B.C. student’s yearbook quote equates grad to end of slavery; principal cites editing error

Black former student ‘disgusted’ as CSS principal apologizes for what is called an editing error

Skeena MLA Ellis Ross. (Photo by Peter Versteege)
BC Liberal leadership candidate condemns ‘senseless violence’ of Okanagan church fires

Skeena MLA Ellis Ross says reconciliation isn’t about revenge for past tragedies

A coroner’s inquest will be taking place at the Capitol Theatre in Port Alberni for the next week. (ELENA RARDON / ALBERNI VALLEY NEWS)
Teen B.C. mom who died following police custody recalled as ‘friend to many’

Police sent Jocelyn George to hospital after intoxication had gone ‘beyond the realm’ of normal detox

FILE - In this Nov. 29, 2020, file photo, Las Vegas Raiders defensive end Carl Nassib leaves the field after an NFL football game against the Atlanta Falcons in Atlanta. Nassib on Monday, June 21, 2021, became the first active NFL player to come out as gay. Nassib announced the news on Instagram, saying he was not doing it for the attention but because “I just think that representation and visibility are so important.” (AP Photo/John Bazemore, File)
Nassib becomes first active NFL player to come out as gay

More than a dozen NFL players have come out as gay after their careers were over

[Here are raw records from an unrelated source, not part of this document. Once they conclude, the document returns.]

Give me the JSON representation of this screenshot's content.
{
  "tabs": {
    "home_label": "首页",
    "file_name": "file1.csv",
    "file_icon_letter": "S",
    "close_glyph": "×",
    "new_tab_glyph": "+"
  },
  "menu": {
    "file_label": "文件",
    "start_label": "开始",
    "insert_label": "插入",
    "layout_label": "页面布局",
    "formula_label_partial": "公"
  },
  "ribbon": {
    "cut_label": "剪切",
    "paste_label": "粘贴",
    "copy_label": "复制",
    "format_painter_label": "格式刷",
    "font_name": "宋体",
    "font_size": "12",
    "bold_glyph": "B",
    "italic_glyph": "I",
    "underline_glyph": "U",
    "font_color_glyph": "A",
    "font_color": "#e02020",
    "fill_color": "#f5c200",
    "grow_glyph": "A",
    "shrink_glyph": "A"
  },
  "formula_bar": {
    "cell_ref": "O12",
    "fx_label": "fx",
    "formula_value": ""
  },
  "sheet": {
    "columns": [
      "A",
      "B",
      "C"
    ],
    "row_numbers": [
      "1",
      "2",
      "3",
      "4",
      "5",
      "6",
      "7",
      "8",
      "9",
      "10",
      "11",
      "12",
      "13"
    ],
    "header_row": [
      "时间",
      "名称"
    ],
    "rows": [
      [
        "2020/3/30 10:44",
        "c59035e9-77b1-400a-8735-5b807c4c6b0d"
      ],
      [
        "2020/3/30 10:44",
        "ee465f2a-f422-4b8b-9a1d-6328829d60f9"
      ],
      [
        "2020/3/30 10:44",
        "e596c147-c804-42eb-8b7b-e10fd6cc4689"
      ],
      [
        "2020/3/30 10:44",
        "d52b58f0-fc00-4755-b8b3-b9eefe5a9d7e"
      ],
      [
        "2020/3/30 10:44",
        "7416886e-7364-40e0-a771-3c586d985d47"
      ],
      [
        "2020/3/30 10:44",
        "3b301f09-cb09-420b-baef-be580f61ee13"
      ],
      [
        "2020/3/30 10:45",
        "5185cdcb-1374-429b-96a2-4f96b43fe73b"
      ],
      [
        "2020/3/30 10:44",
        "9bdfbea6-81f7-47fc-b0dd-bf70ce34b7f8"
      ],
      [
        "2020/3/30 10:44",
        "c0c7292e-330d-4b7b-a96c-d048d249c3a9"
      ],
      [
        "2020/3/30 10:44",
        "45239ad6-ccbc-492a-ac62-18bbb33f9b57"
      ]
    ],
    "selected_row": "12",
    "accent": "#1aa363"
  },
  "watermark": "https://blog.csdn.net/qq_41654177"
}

Penticton Indian Band Chief Greg Gabriel speaks to the Sacred Hearts Catholic Church burning down early Monday morning, June 21, 2021. (Monique Tamminga Western News)
Penticton band chief condemns suspicious burning of 2 Catholic churches

Both Catholic church fires are deemed suspicious, says RCMP

COVID-19 daily cases reported to B.C. public health, seven-day moving average to June 17, 2021. (B.C. Centre for Disease Control)
B.C.’s COVID-19 infections drop to 90 on Sunday, 45 Monday

Pandemic spread dwindles as 77% of adults receive vaccine

By protesting uninvited in First Nations’ territories, conservationists are acting in a neocolonial or paternalistic manner, says Huu-ay-aht Chief Robert Dennis. Photo by Heather Thomson
A closer look: do Vancouver Island First Nations support the war in the woods?

First Nations/environmentalist old growth alliance uneasy, if it exists at all

A blood drive in support of 1-year-old Rielynn Gormley of Agassiz is scheduled for Monday, June 28 at Tzeachten First Nation Community Hall in Chilliwack. Rielynn lives with type 3 von Willebrand disease, which makes it difficult for her to stop bleeding. (Screenshot/Canadian Blood Services)
Upcoming blood drive in honour of Fraser Valley toddler with rare blood condition

The Gormley family has organized a blood drive in Chilliwack on June 28

Most Read